» **To do**:
Print the records below exactly, omitting all pictures.

» **Supplied records**:
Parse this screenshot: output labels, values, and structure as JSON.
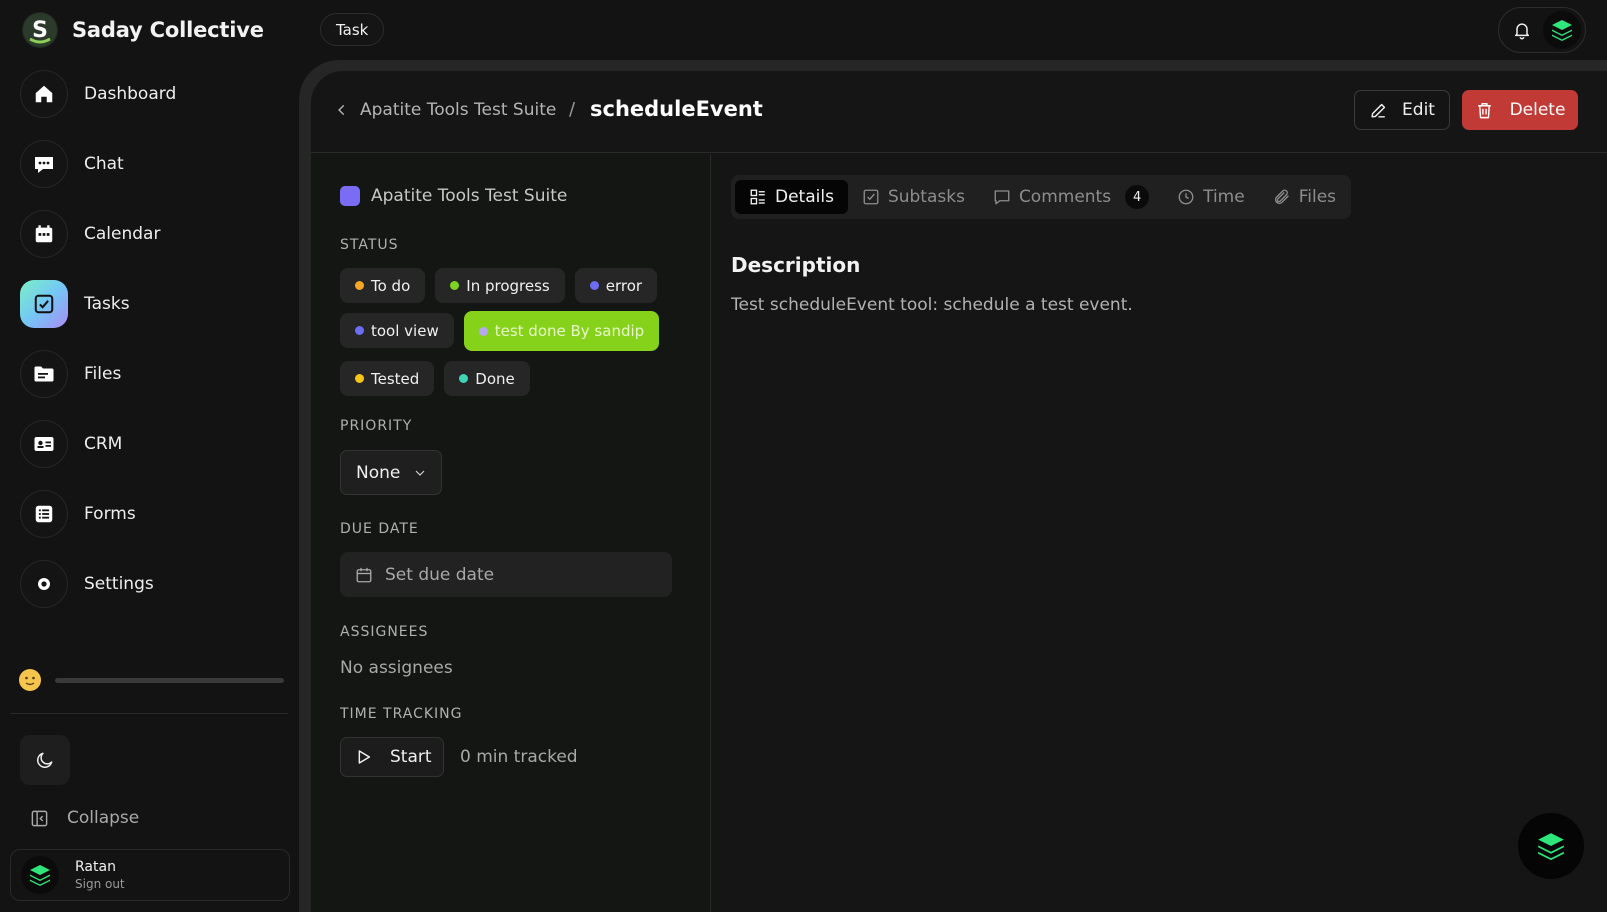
{
  "brand": {
    "name": "Saday Collective"
  },
  "sidebar": {
    "items": [
      {
        "label": "Dashboard",
        "icon": "home-icon"
      },
      {
        "label": "Chat",
        "icon": "chat-icon"
      },
      {
        "label": "Calendar",
        "icon": "calendar-icon"
      },
      {
        "label": "Tasks",
        "icon": "checkbox-icon",
        "active": true
      },
      {
        "label": "Files",
        "icon": "folder-icon"
      },
      {
        "label": "CRM",
        "icon": "id-card-icon"
      },
      {
        "label": "Forms",
        "icon": "list-icon"
      },
      {
        "label": "Settings",
        "icon": "gear-icon"
      }
    ],
    "collapse_label": "Collapse",
    "user": {
      "name": "Ratan",
      "signout": "Sign out"
    }
  },
  "topbar": {
    "chip": "Task"
  },
  "header": {
    "parent": "Apatite Tools Test Suite",
    "separator": "/",
    "title": "scheduleEvent",
    "edit_label": "Edit",
    "delete_label": "Delete"
  },
  "task": {
    "project": {
      "name": "Apatite Tools Test Suite",
      "color": "#7b6cf6"
    },
    "status_label": "STATUS",
    "statuses": [
      {
        "label": "To do",
        "color": "#f5a623"
      },
      {
        "label": "In progress",
        "color": "#7ed321"
      },
      {
        "label": "error",
        "color": "#6c6cf6"
      },
      {
        "label": "tool view",
        "color": "#6c6cf6"
      },
      {
        "label": "test done By sandip",
        "color": "#b7a7f0",
        "active": true
      },
      {
        "label": "Tested",
        "color": "#f5c518"
      },
      {
        "label": "Done",
        "color": "#3fd3b8"
      }
    ],
    "priority_label": "PRIORITY",
    "priority_value": "None",
    "due_label": "DUE DATE",
    "due_placeholder": "Set due date",
    "assignees_label": "ASSIGNEES",
    "assignees_empty": "No assignees",
    "time_label": "TIME TRACKING",
    "start_label": "Start",
    "tracked": "0 min tracked"
  },
  "tabs": [
    {
      "label": "Details",
      "icon": "details-icon",
      "active": true
    },
    {
      "label": "Subtasks",
      "icon": "checkbox-icon"
    },
    {
      "label": "Comments",
      "icon": "comment-icon",
      "badge": "4"
    },
    {
      "label": "Time",
      "icon": "clock-icon"
    },
    {
      "label": "Files",
      "icon": "paperclip-icon"
    }
  ],
  "description": {
    "title": "Description",
    "text": "Test scheduleEvent tool: schedule a test event."
  },
  "colors": {
    "accent": "#86d11a",
    "danger": "#c23a36",
    "brand_green": "#2ee67a"
  }
}
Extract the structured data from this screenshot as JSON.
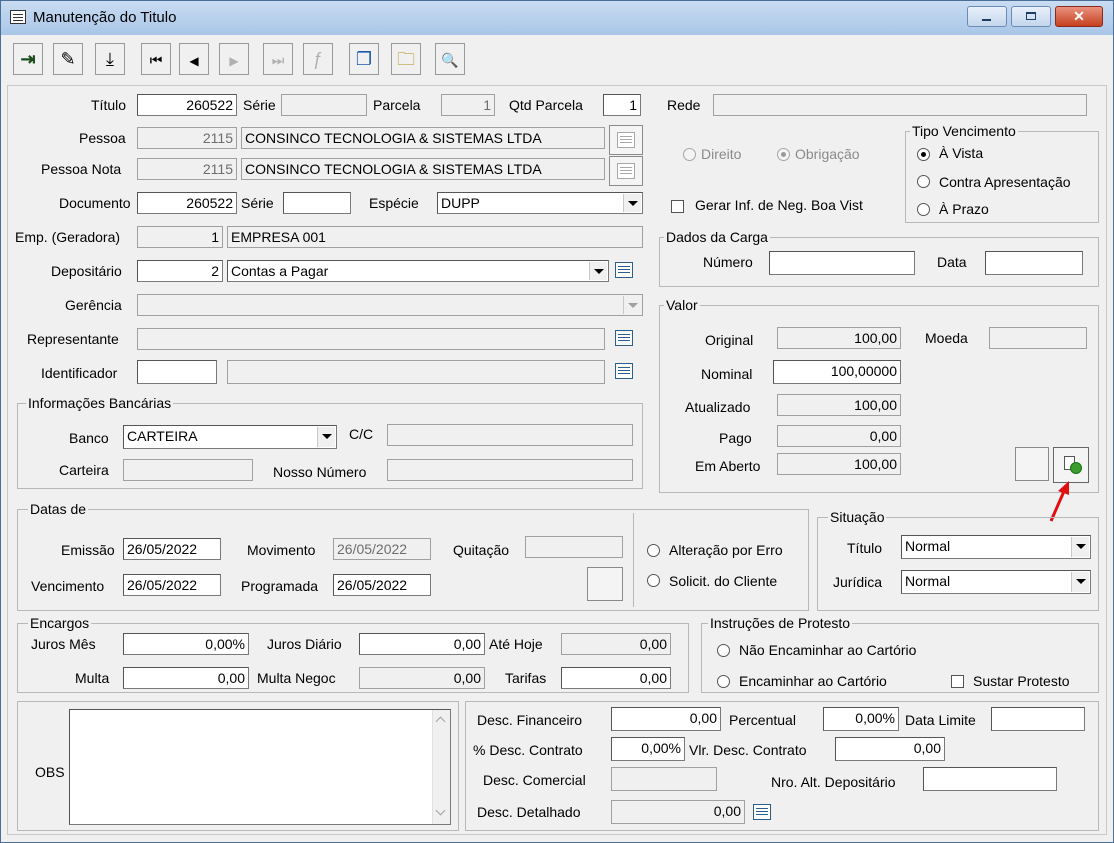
{
  "window": {
    "title": "Manutenção do Titulo"
  },
  "toolbar": {
    "exit": "⇥",
    "edit": "✎",
    "save": "⤓",
    "first": "⏮",
    "prev": "◀",
    "next": "▶",
    "last": "⏭",
    "func": "ƒ",
    "copy": "❐",
    "folder": "🗀",
    "preview": "🔍"
  },
  "header": {
    "titulo_label": "Título",
    "titulo": "260522",
    "serie_label": "Série",
    "serie": "",
    "parcela_label": "Parcela",
    "parcela": "1",
    "qtd_parcela_label": "Qtd Parcela",
    "qtd_parcela": "1",
    "rede_label": "Rede",
    "rede": "",
    "pessoa_label": "Pessoa",
    "pessoa_code": "2115",
    "pessoa_name": "CONSINCO TECNOLOGIA & SISTEMAS LTDA",
    "pessoa_nota_label": "Pessoa Nota",
    "pessoa_nota_code": "2115",
    "pessoa_nota_name": "CONSINCO TECNOLOGIA & SISTEMAS LTDA",
    "documento_label": "Documento",
    "documento": "260522",
    "serie2_label": "Série",
    "serie2": "",
    "especie_label": "Espécie",
    "especie": "DUPP",
    "emp_label": "Emp. (Geradora)",
    "emp_code": "1",
    "emp_name": "EMPRESA 001",
    "depositario_label": "Depositário",
    "depositario_code": "2",
    "depositario_name": "Contas a Pagar",
    "gerencia_label": "Gerência",
    "gerencia": "",
    "representante_label": "Representante",
    "representante": "",
    "identificador_label": "Identificador",
    "identificador_code": "",
    "identificador_name": ""
  },
  "tipo": {
    "direito": "Direito",
    "obrigacao": "Obrigação",
    "selected": "Obrigação"
  },
  "tipo_vencimento": {
    "title": "Tipo Vencimento",
    "options": [
      "À Vista",
      "Contra Apresentação",
      "À Prazo"
    ],
    "selected": "À Vista"
  },
  "gerar_inf": {
    "label": "Gerar Inf. de Neg. Boa Vist",
    "checked": false
  },
  "dados_carga": {
    "title": "Dados da Carga",
    "numero_label": "Número",
    "numero": "",
    "data_label": "Data",
    "data": ""
  },
  "valor": {
    "title": "Valor",
    "original_label": "Original",
    "original": "100,00",
    "moeda_label": "Moeda",
    "moeda": "",
    "nominal_label": "Nominal",
    "nominal": "100,00000",
    "atualizado_label": "Atualizado",
    "atualizado": "100,00",
    "pago_label": "Pago",
    "pago": "0,00",
    "em_aberto_label": "Em Aberto",
    "em_aberto": "100,00"
  },
  "banco": {
    "title": "Informações Bancárias",
    "banco_label": "Banco",
    "banco": "CARTEIRA",
    "cc_label": "C/C",
    "cc": "",
    "carteira_label": "Carteira",
    "carteira": "",
    "nosso_numero_label": "Nosso Número",
    "nosso_numero": ""
  },
  "datas": {
    "title": "Datas de",
    "emissao_label": "Emissão",
    "emissao": "26/05/2022",
    "movimento_label": "Movimento",
    "movimento": "26/05/2022",
    "quitacao_label": "Quitação",
    "quitacao": "",
    "vencimento_label": "Vencimento",
    "vencimento": "26/05/2022",
    "programada_label": "Programada",
    "programada": "26/05/2022"
  },
  "alteracao": {
    "por_erro": "Alteração por Erro",
    "solicit_cliente": "Solicit. do Cliente"
  },
  "situacao": {
    "title": "Situação",
    "titulo_label": "Título",
    "titulo": "Normal",
    "juridica_label": "Jurídica",
    "juridica": "Normal"
  },
  "encargos": {
    "title": "Encargos",
    "juros_mes_label": "Juros Mês",
    "juros_mes": "0,00%",
    "juros_diario_label": "Juros Diário",
    "juros_diario": "0,00",
    "ate_hoje_label": "Até Hoje",
    "ate_hoje": "0,00",
    "multa_label": "Multa",
    "multa": "0,00",
    "multa_negoc_label": "Multa Negoc",
    "multa_negoc": "0,00",
    "tarifas_label": "Tarifas",
    "tarifas": "0,00"
  },
  "protesto": {
    "title": "Instruções de Protesto",
    "nao_encaminhar": "Não Encaminhar ao Cartório",
    "encaminhar": "Encaminhar ao Cartório",
    "sustar": "Sustar Protesto"
  },
  "obs": {
    "label": "OBS",
    "text": ""
  },
  "descontos": {
    "financeiro_label": "Desc. Financeiro",
    "financeiro": "0,00",
    "percentual_label": "Percentual",
    "percentual": "0,00%",
    "data_limite_label": "Data Limite",
    "data_limite": "",
    "pct_contrato_label": "% Desc. Contrato",
    "pct_contrato": "0,00%",
    "vlr_contrato_label": "Vlr. Desc. Contrato",
    "vlr_contrato": "0,00",
    "comercial_label": "Desc. Comercial",
    "comercial": "",
    "nro_alt_label": "Nro. Alt. Depositário",
    "nro_alt": "",
    "detalhado_label": "Desc. Detalhado",
    "detalhado": "0,00"
  }
}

» **Response box**:
Parse this screenshot: output labels, values, and structure as JSON.
{
  "brand": {
    "name": "Saday Collective"
  },
  "sidebar": {
    "items": [
      {
        "label": "Dashboard",
        "icon": "home-icon"
      },
      {
        "label": "Chat",
        "icon": "chat-icon"
      },
      {
        "label": "Calendar",
        "icon": "calendar-icon"
      },
      {
        "label": "Tasks",
        "icon": "checkbox-icon",
        "active": true
      },
      {
        "label": "Files",
        "icon": "folder-icon"
      },
      {
        "label": "CRM",
        "icon": "id-card-icon"
      },
      {
        "label": "Forms",
        "icon": "list-icon"
      },
      {
        "label": "Settings",
        "icon": "gear-icon"
      }
    ],
    "collapse_label": "Collapse",
    "user": {
      "name": "Ratan",
      "signout": "Sign out"
    }
  },
  "topbar": {
    "chip": "Task"
  },
  "header": {
    "parent": "Apatite Tools Test Suite",
    "separator": "/",
    "title": "scheduleEvent",
    "edit_label": "Edit",
    "delete_label": "Delete"
  },
  "task": {
    "project": {
      "name": "Apatite Tools Test Suite",
      "color": "#7b6cf6"
    },
    "status_label": "STATUS",
    "statuses": [
      {
        "label": "To do",
        "color": "#f5a623"
      },
      {
        "label": "In progress",
        "color": "#7ed321"
      },
      {
        "label": "error",
        "color": "#6c6cf6"
      },
      {
        "label": "tool view",
        "color": "#6c6cf6"
      },
      {
        "label": "test done By sandip",
        "color": "#b7a7f0",
        "active": true
      },
      {
        "label": "Tested",
        "color": "#f5c518"
      },
      {
        "label": "Done",
        "color": "#3fd3b8"
      }
    ],
    "priority_label": "PRIORITY",
    "priority_value": "None",
    "due_label": "DUE DATE",
    "due_placeholder": "Set due date",
    "assignees_label": "ASSIGNEES",
    "assignees_empty": "No assignees",
    "time_label": "TIME TRACKING",
    "start_label": "Start",
    "tracked": "0 min tracked"
  },
  "tabs": [
    {
      "label": "Details",
      "icon": "details-icon",
      "active": true
    },
    {
      "label": "Subtasks",
      "icon": "checkbox-icon"
    },
    {
      "label": "Comments",
      "icon": "comment-icon",
      "badge": "4"
    },
    {
      "label": "Time",
      "icon": "clock-icon"
    },
    {
      "label": "Files",
      "icon": "paperclip-icon"
    }
  ],
  "description": {
    "title": "Description",
    "text": "Test scheduleEvent tool: schedule a test event."
  },
  "colors": {
    "accent": "#86d11a",
    "danger": "#c23a36",
    "brand_green": "#2ee67a"
  }
}
Extract the structured data from this screenshot as JSON.
{
  "window": {
    "title": "Manutenção do Titulo"
  },
  "toolbar": {
    "exit": "⇥",
    "edit": "✎",
    "save": "⤓",
    "first": "⏮",
    "prev": "◀",
    "next": "▶",
    "last": "⏭",
    "func": "ƒ",
    "copy": "❐",
    "folder": "🗀",
    "preview": "🔍"
  },
  "header": {
    "titulo_label": "Título",
    "titulo": "260522",
    "serie_label": "Série",
    "serie": "",
    "parcela_label": "Parcela",
    "parcela": "1",
    "qtd_parcela_label": "Qtd Parcela",
    "qtd_parcela": "1",
    "rede_label": "Rede",
    "rede": "",
    "pessoa_label": "Pessoa",
    "pessoa_code": "2115",
    "pessoa_name": "CONSINCO TECNOLOGIA & SISTEMAS LTDA",
    "pessoa_nota_label": "Pessoa Nota",
    "pessoa_nota_code": "2115",
    "pessoa_nota_name": "CONSINCO TECNOLOGIA & SISTEMAS LTDA",
    "documento_label": "Documento",
    "documento": "260522",
    "serie2_label": "Série",
    "serie2": "",
    "especie_label": "Espécie",
    "especie": "DUPP",
    "emp_label": "Emp. (Geradora)",
    "emp_code": "1",
    "emp_name": "EMPRESA 001",
    "depositario_label": "Depositário",
    "depositario_code": "2",
    "depositario_name": "Contas a Pagar",
    "gerencia_label": "Gerência",
    "gerencia": "",
    "representante_label": "Representante",
    "representante": "",
    "identificador_label": "Identificador",
    "identificador_code": "",
    "identificador_name": ""
  },
  "tipo": {
    "direito": "Direito",
    "obrigacao": "Obrigação",
    "selected": "Obrigação"
  },
  "tipo_vencimento": {
    "title": "Tipo Vencimento",
    "options": [
      "À Vista",
      "Contra Apresentação",
      "À Prazo"
    ],
    "selected": "À Vista"
  },
  "gerar_inf": {
    "label": "Gerar Inf. de Neg. Boa Vist",
    "checked": false
  },
  "dados_carga": {
    "title": "Dados da Carga",
    "numero_label": "Número",
    "numero": "",
    "data_label": "Data",
    "data": ""
  },
  "valor": {
    "title": "Valor",
    "original_label": "Original",
    "original": "100,00",
    "moeda_label": "Moeda",
    "moeda": "",
    "nominal_label": "Nominal",
    "nominal": "100,00000",
    "atualizado_label": "Atualizado",
    "atualizado": "100,00",
    "pago_label": "Pago",
    "pago": "0,00",
    "em_aberto_label": "Em Aberto",
    "em_aberto": "100,00"
  },
  "banco": {
    "title": "Informações Bancárias",
    "banco_label": "Banco",
    "banco": "CARTEIRA",
    "cc_label": "C/C",
    "cc": "",
    "carteira_label": "Carteira",
    "carteira": "",
    "nosso_numero_label": "Nosso Número",
    "nosso_numero": ""
  },
  "datas": {
    "title": "Datas de",
    "emissao_label": "Emissão",
    "emissao": "26/05/2022",
    "movimento_label": "Movimento",
    "movimento": "26/05/2022",
    "quitacao_label": "Quitação",
    "quitacao": "",
    "vencimento_label": "Vencimento",
    "vencimento": "26/05/2022",
    "programada_label": "Programada",
    "programada": "26/05/2022"
  },
  "alteracao": {
    "por_erro": "Alteração por Erro",
    "solicit_cliente": "Solicit. do Cliente"
  },
  "situacao": {
    "title": "Situação",
    "titulo_label": "Título",
    "titulo": "Normal",
    "juridica_label": "Jurídica",
    "juridica": "Normal"
  },
  "encargos": {
    "title": "Encargos",
    "juros_mes_label": "Juros Mês",
    "juros_mes": "0,00%",
    "juros_diario_label": "Juros Diário",
    "juros_diario": "0,00",
    "ate_hoje_label": "Até Hoje",
    "ate_hoje": "0,00",
    "multa_label": "Multa",
    "multa": "0,00",
    "multa_negoc_label": "Multa Negoc",
    "multa_negoc": "0,00",
    "tarifas_label": "Tarifas",
    "tarifas": "0,00"
  },
  "protesto": {
    "title": "Instruções de Protesto",
    "nao_encaminhar": "Não Encaminhar ao Cartório",
    "encaminhar": "Encaminhar ao Cartório",
    "sustar": "Sustar Protesto"
  },
  "obs": {
    "label": "OBS",
    "text": ""
  },
  "descontos": {
    "financeiro_label": "Desc. Financeiro",
    "financeiro": "0,00",
    "percentual_label": "Percentual",
    "percentual": "0,00%",
    "data_limite_label": "Data Limite",
    "data_limite": "",
    "pct_contrato_label": "% Desc. Contrato",
    "pct_contrato": "0,00%",
    "vlr_contrato_label": "Vlr. Desc. Contrato",
    "vlr_contrato": "0,00",
    "comercial_label": "Desc. Comercial",
    "comercial": "",
    "nro_alt_label": "Nro. Alt. Depositário",
    "nro_alt": "",
    "detalhado_label": "Desc. Detalhado",
    "detalhado": "0,00"
  }
}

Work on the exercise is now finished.